Chewing your food is the first mechanical step in digestion and super important as saliva contains the enzyme amylase which begins the chemical breakdown of a very difficult to digest starch called amylose. Taking the time to thoroughly chew and mix your food with saliva until the food is liquified in the mouth will allow for sufficient surface area for the salivary enzyme to amylase to begin the breakdown of carbohydrates.
Aiming to chew your food for a minimum of 20-30 bites while taking the time to enjoy your food will signal the brain and digestive organs to prepare for digestion and the release of digestive juices. If you notice any amount of undigested food in your stool this indicates a need to chew your food more slowly and thoroughly or use additional digestive enzymes for support.
Now chewing food enough symptoms
Bloating is a very common symptom of sibo and incomplete carbohydrate digestion that can be due to not chewing food properly. If there is a large amount of undigested carbohydrates in the small intestine this provides an excess of fuel for our gut bacteria to feed and ferment upon which then results in excess gas that causes bloating and indigestion. By chewing your food this helps to ensure the breakdown of carbohydrates so that these carbohydrates are broken down into small enough particles so that they can be absorbed by the body and not fermented upon but gut bacteria.
Leaky gut, food sensitivities and carbohydrate malabsorption from now chewing food properly
When carbohydrates or any food for that matter are not properly broken down the large undigested food can impact the gut lining and contribute to the gut lining becoming leaky.
A gut lining that is leaky lets through larger food particles. Because these large food particles are not properly broken down the body does not recognize the food as a nutrient that can be utilized and instead thinks the undigested food is a foreign invader (pathogen) and instead mounts an immune response against that particular food that is not properly broken down.
When the body creates antibodies to a specific food, that food will then become problematic and a source of inflammation due to the immune response when that food is eaten. Taking the time to slowly chew your food is the first step in preventing food sensitivities and leaky gut from developing by helping to ensure appropriate digestion and breakdown of foods into smaller particles.

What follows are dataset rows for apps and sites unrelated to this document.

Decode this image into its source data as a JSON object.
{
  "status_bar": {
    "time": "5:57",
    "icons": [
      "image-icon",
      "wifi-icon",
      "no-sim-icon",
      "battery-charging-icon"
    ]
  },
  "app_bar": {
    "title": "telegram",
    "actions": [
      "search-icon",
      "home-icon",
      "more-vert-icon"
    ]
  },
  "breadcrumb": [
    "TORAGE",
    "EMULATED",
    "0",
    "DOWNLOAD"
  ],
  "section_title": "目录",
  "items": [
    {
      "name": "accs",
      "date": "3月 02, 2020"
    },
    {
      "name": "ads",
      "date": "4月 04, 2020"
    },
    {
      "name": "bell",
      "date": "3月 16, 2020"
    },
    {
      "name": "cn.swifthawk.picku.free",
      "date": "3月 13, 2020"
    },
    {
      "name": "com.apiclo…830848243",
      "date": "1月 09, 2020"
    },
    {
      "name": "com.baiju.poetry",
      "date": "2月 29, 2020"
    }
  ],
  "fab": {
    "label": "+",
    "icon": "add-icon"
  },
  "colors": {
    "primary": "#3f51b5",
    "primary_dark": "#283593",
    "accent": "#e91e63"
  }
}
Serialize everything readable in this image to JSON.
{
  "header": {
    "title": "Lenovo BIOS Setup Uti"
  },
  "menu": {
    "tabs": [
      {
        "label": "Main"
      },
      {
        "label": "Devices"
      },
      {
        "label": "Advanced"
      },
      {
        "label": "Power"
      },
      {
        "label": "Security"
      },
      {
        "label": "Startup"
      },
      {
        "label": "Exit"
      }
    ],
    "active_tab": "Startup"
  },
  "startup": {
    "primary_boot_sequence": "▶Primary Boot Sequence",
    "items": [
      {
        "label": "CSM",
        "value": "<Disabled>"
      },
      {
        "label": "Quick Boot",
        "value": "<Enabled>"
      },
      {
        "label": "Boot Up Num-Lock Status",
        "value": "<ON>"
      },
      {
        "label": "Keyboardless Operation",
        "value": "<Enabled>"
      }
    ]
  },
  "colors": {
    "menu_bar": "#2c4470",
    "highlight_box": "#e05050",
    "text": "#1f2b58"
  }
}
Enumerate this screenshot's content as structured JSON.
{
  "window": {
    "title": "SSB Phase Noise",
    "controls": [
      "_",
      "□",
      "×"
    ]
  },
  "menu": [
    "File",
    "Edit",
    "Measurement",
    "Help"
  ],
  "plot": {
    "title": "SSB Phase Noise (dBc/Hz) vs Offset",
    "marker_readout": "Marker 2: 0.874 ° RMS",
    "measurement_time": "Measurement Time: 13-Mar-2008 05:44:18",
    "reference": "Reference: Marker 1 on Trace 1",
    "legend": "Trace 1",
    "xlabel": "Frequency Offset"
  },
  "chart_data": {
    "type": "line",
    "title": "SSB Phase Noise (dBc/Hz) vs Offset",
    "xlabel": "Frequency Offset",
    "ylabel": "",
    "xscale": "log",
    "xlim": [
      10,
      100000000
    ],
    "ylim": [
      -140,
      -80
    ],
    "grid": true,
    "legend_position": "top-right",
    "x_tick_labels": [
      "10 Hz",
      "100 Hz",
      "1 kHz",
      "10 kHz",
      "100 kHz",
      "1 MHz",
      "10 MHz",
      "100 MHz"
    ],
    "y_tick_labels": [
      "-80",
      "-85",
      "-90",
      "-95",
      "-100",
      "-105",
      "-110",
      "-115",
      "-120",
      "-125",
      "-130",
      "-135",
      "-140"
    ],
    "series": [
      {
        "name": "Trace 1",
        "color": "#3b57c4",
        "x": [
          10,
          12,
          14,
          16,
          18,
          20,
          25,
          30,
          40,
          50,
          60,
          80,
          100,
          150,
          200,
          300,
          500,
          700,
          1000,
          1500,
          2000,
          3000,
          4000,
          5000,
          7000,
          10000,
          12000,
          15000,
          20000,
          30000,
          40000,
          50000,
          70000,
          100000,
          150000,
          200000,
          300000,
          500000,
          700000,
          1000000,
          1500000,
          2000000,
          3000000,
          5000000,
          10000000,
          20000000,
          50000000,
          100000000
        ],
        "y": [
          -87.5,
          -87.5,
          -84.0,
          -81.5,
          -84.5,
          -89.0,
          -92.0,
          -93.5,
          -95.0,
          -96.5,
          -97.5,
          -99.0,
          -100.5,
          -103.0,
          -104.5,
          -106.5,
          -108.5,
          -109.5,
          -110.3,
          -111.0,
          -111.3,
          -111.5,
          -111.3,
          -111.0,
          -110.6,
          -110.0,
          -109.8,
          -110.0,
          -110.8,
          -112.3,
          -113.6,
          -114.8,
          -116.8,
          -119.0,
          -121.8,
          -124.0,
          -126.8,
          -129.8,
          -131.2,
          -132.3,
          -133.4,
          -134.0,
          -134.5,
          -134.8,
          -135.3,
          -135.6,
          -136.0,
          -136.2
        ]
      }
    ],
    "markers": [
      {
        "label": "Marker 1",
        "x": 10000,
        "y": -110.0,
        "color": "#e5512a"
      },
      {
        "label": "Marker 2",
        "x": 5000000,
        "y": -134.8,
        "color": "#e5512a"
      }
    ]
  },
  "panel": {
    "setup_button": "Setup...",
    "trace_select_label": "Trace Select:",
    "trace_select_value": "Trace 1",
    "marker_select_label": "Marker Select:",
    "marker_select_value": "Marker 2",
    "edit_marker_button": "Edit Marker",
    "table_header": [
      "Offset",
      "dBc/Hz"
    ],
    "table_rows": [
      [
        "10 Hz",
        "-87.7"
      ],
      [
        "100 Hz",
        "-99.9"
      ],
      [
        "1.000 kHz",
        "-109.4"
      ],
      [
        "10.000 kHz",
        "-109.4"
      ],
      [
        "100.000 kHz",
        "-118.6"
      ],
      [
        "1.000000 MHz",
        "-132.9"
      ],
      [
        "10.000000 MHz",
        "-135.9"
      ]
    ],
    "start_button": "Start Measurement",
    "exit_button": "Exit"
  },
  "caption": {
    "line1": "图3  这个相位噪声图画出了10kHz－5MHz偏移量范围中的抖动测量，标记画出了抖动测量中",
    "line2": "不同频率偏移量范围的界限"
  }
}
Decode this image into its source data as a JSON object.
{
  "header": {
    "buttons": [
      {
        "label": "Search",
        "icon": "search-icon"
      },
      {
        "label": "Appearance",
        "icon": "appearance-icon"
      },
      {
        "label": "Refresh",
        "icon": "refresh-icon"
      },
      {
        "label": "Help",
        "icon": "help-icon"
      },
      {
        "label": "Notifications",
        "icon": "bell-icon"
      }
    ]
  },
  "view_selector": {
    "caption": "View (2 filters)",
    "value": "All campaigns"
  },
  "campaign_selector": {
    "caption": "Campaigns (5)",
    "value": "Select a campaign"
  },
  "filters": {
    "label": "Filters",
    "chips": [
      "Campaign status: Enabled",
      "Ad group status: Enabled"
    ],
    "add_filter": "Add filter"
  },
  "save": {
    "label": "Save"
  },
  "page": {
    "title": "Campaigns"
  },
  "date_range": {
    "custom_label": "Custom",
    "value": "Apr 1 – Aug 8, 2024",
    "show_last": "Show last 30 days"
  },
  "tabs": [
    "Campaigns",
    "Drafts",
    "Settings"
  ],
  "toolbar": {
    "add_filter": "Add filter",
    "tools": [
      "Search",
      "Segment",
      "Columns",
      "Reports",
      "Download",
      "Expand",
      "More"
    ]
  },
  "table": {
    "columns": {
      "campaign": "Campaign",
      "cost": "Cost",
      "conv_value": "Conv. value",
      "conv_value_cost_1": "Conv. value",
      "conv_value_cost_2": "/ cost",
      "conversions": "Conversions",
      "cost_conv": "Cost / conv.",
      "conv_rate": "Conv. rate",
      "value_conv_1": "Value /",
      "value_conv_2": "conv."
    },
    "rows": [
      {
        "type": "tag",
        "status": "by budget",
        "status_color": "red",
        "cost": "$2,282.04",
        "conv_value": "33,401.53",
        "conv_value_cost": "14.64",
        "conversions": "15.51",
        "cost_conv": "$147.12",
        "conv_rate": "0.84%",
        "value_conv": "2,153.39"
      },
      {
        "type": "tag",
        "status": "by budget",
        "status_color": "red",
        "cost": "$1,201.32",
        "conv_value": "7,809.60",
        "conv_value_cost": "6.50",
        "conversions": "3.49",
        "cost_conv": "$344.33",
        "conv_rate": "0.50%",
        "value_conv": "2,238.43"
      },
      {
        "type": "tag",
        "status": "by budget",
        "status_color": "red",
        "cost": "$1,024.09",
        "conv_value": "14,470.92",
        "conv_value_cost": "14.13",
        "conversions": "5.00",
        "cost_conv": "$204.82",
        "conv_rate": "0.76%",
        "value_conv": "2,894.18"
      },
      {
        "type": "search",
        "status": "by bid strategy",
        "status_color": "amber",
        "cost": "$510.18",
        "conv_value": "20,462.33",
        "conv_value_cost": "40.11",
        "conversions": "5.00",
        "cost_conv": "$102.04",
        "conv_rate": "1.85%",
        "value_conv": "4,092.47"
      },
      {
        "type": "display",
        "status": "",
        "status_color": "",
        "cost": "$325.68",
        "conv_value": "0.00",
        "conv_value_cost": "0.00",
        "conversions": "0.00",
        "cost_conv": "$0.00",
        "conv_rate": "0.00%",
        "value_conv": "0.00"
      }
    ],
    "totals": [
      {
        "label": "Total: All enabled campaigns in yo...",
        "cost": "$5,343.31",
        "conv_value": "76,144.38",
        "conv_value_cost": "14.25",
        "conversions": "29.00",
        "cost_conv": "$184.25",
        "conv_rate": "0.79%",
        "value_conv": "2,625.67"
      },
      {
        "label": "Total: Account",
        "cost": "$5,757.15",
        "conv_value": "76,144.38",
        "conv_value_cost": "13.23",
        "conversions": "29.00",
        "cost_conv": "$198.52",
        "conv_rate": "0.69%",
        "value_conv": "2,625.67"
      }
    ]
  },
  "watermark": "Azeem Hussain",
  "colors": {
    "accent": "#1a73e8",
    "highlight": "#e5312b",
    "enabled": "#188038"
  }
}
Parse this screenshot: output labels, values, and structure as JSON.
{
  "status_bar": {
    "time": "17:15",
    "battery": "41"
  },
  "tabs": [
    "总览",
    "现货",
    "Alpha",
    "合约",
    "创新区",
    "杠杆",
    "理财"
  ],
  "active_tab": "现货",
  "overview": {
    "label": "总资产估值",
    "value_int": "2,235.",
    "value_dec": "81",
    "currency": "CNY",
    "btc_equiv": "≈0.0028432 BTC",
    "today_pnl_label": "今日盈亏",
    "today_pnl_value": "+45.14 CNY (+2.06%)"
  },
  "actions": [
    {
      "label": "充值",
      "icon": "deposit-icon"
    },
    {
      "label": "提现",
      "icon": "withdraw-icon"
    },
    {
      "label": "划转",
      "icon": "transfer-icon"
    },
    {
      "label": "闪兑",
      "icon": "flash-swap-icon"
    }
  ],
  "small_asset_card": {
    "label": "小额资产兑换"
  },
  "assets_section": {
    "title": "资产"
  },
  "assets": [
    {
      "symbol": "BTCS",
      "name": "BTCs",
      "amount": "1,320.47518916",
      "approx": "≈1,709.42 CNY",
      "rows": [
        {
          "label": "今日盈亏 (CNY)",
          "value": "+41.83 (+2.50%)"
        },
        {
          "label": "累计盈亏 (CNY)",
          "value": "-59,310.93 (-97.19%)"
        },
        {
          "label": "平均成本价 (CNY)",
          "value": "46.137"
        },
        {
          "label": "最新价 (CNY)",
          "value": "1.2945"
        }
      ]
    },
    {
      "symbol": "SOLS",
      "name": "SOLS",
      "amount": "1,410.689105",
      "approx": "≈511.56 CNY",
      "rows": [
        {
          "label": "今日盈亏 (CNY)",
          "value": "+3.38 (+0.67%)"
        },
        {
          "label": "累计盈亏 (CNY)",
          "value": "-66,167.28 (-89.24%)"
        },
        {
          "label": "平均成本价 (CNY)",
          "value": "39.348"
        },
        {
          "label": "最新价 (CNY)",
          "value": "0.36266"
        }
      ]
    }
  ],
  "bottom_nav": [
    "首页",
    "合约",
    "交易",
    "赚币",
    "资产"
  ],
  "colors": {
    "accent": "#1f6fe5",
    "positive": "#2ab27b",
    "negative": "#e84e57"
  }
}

Salivary amylase function
The enzyme amylase is needed to breakdown the more difficult to digest starch called amylose which is found in lower glycemic foods such as basmati rice, pasta, wheat, corn, oats, barley, most potatoes and bananas. These foods are difficult to digest and absorb if there is a deficiency in the amylose enzyme.
If these foods that are high in the difficult to digest starch amylose are not properly broken down they will provide fuel for bacteria associated with SIBO to metabolize and ferment upon which contributes to digestive symptoms associated with SIBO and amylose malabsorption.
Saliva contains the enzyme amylase which helps to breakdown amylose but the salivary enzyme needs time to work along with surface area to work upon which is why chewing your food slowly is so important especially if you notice that these carbohydrate foods that are high in amylose are problematic for you.
Incomplete digestion of carbohydrates can contribute to a myriad of digestive symptoms. One of the best free ways to improve your digestion and absorption of carbohydrates is to sit down, enjoy your meal and chew your food properly. Swallowing your food without chewing can lead to digestive symptoms ranging from bloating, indigestion, heartburn, poor absorption of food and much more
The addition of digestive enzymes can be very beneficial for optimizing digestion and preventing bloating and the overgrowth of bacteria in the small intestine. If you know that you eat to quickly, on the run or when stressed out the first step is to sit down, take a couple of deep breaths to stimulate the parasympathetic nervous system required for digestion and to slowly chew your food. Your digestive system will be thanking you!